WHAT YOU SHOULD DO =
Copy every line from the records that holds the word "rule".

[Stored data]
•••••

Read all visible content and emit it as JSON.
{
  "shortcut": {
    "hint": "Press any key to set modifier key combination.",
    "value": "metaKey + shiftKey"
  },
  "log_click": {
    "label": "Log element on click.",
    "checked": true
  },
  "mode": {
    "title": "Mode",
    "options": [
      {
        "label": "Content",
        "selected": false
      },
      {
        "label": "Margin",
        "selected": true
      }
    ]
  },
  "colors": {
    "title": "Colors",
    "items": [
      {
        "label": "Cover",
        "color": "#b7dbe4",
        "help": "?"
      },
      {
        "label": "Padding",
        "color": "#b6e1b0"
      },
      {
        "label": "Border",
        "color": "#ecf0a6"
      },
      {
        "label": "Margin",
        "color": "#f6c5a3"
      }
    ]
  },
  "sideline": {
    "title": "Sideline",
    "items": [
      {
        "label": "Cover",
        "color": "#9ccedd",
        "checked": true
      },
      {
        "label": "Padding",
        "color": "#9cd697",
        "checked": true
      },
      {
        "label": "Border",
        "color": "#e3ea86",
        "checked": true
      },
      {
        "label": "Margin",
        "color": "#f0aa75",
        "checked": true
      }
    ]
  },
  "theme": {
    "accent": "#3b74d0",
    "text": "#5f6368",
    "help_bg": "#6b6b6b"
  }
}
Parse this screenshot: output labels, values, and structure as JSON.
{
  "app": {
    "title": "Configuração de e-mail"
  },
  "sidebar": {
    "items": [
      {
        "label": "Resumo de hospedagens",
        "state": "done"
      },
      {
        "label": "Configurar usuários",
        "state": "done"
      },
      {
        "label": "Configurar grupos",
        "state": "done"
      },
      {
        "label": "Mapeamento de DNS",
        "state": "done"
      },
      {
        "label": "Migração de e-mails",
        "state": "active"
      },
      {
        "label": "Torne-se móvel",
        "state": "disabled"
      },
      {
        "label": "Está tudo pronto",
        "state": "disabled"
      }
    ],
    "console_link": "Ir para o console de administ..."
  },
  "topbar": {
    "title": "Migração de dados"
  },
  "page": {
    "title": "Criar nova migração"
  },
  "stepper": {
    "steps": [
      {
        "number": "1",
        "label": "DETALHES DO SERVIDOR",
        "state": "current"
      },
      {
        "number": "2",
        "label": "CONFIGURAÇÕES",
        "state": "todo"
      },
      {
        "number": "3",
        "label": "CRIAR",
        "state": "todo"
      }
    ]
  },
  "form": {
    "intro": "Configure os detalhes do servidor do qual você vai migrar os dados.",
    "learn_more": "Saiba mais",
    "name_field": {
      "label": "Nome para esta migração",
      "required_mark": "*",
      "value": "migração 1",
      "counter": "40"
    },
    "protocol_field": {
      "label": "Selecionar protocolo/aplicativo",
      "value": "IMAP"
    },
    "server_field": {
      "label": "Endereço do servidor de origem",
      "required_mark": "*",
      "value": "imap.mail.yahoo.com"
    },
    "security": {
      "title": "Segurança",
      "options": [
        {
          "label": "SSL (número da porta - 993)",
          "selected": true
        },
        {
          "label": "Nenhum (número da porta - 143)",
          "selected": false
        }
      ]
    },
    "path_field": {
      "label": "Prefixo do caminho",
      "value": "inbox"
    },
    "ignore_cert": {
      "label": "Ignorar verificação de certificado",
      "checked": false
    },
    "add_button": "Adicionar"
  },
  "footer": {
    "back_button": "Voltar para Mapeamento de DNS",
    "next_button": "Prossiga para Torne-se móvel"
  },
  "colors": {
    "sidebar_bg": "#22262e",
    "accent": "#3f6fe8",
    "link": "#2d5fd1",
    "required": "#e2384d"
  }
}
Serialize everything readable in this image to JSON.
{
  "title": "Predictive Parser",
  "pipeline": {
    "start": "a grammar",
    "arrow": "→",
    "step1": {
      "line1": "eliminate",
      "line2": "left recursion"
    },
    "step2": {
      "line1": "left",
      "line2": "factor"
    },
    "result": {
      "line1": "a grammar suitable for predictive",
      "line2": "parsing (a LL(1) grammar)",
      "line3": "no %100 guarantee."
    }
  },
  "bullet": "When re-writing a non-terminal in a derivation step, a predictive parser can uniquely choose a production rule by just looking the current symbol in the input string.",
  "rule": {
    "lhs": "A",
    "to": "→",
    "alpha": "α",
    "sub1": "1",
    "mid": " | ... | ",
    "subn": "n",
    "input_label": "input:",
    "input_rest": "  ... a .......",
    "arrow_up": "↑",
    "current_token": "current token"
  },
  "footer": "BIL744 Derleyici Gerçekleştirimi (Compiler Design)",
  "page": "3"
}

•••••

EXERCISE OUTPUT =
  "bullet": "When re-writing a non-terminal in a derivation step, a predictive parser can uniquely choose a production rule by just looking the current symbol in the input string.",
  "rule": {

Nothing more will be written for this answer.